Still the River Runs
play by Barton Bishop
Bloomington Playwrights Project
May 20-June 4, 2011
Still the River Runs at the Bloomington Playwrights Project is a modest play.
There are just three characters: a pair of brothers and the enshrouded body of their grandfather. The older brother, Jesse, is a frustrated young redneck whose shotgun marriage to a woman that he doesn’t love has left him with two bothersome sons, a job he hates, and a locker full of things he can’t use or pay for.
The younger brother, Wyatt, is an army sniper who’s done too many tours, and had too much time to grapple with those larger questions of life that overwhelm his intelligent but undereducated mind. Both the brothers are talkative young men with a lot of history, which both joins and separates them.
They’re stealing the body of their grandfather from the family’s funeral to take him for burial in the woods that the three loved. The body is a silent, but progressively heavier center for their journey.

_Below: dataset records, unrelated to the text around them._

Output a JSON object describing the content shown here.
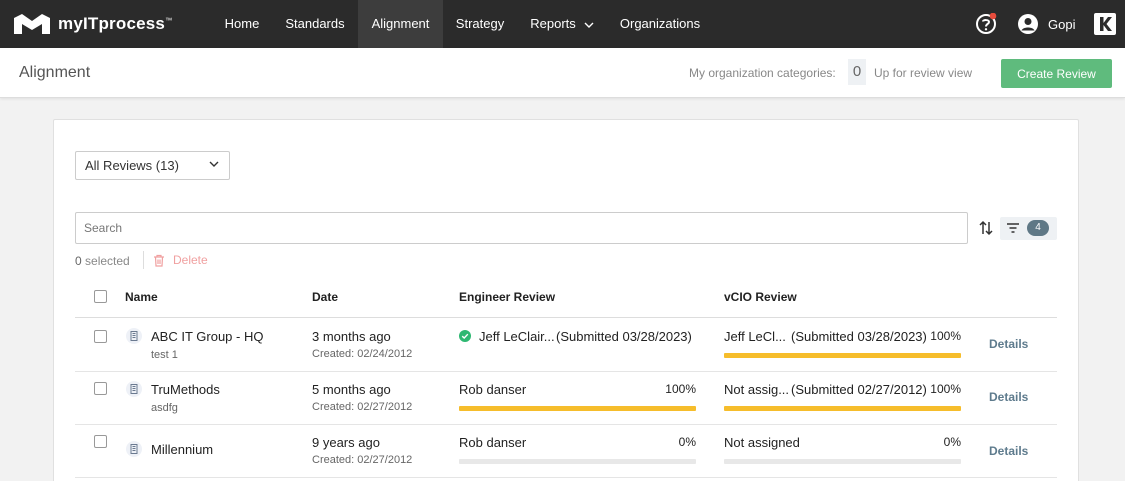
{
  "app": {
    "name": "myITprocess",
    "nav": [
      {
        "label": "Home"
      },
      {
        "label": "Standards"
      },
      {
        "label": "Alignment",
        "active": true
      },
      {
        "label": "Strategy"
      },
      {
        "label": "Reports"
      },
      {
        "label": "Organizations"
      }
    ],
    "user": "Gopi",
    "icons": {
      "help": "help-circle-icon",
      "user": "account-circle-icon",
      "brand": "kaseya-k-icon"
    },
    "notification_dot_color": "#e74c3c"
  },
  "subheader": {
    "title": "Alignment",
    "categories_label": "My organization categories:",
    "categories_count": "0",
    "review_view_label": "Up for review view",
    "create_button": "Create Review",
    "create_button_color": "#5fbb7d"
  },
  "toolbar": {
    "filter_select": "All Reviews (13)",
    "search_placeholder": "Search",
    "filter_count": "4",
    "selected_count": "0",
    "selected_label": "selected",
    "delete_label": "Delete"
  },
  "table": {
    "headers": {
      "name": "Name",
      "date": "Date",
      "engineer": "Engineer Review",
      "vcio": "vCIO Review"
    },
    "rows": [
      {
        "name": "ABC IT Group - HQ",
        "subtitle": "test 1",
        "date": "3 months ago",
        "created": "Created: 02/24/2012",
        "engineer": {
          "name": "Jeff LeClair...",
          "status": "(Submitted 03/28/2023)",
          "pct": "",
          "progress": 1.0,
          "show_bar": false,
          "submitted_icon": true
        },
        "vcio": {
          "name": "Jeff LeCl...",
          "status": "(Submitted 03/28/2023)",
          "pct": "100%",
          "progress": 1.0
        },
        "details": "Details"
      },
      {
        "name": "TruMethods",
        "subtitle": "asdfg",
        "date": "5 months ago",
        "created": "Created: 02/27/2012",
        "engineer": {
          "name": "Rob danser",
          "status": "",
          "pct": "100%",
          "progress": 1.0,
          "show_bar": true,
          "submitted_icon": false
        },
        "vcio": {
          "name": "Not assig...",
          "status": "(Submitted 02/27/2012)",
          "pct": "100%",
          "progress": 1.0
        },
        "details": "Details"
      },
      {
        "name": "Millennium",
        "subtitle": "",
        "date": "9 years ago",
        "created": "Created: 02/27/2012",
        "engineer": {
          "name": "Rob danser",
          "status": "",
          "pct": "0%",
          "progress": 0.0,
          "show_bar": true,
          "submitted_icon": false
        },
        "vcio": {
          "name": "Not assigned",
          "status": "",
          "pct": "0%",
          "progress": 0.0
        },
        "details": "Details"
      }
    ],
    "progress_color": "#f6bd2b",
    "submitted_color": "#2eb872"
  }
}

Frankly, I’m still chewing over my reactions to Still the River Runs. It’s presented in short scenes with enigmatically puzzling titles. It took awhile for me to get involved, and from time to time the breaks and titles pulled me away. That said, this is a play with a lot of depth.
The relationship of the brothers is fascinating, as are the discoveries that the audience makes along with them. There are tantalizing hints about the past that has brought them into their respective manhoods. There are dramatic, sad, ironic and downright funny moments of insight and sharing.
Gabe Gloden plays Jesse, a complex part that swings dramatically from confident braggadocio to guilty doubt, with lots of stops in between. He does a solid job. Daniel Petrie is impressive as the younger Wyatt. His character is more guarded, with less on the surface to work with, but his character comes fully alive.
Director Dina Epshteyn has helped her actors to present a solid coherent production. The set, by designers Shane Cinal and Lee Burckes, with its distressed bare rough wood and echoes of church, country and even that cold treacherous river, ably supports the group’s vision.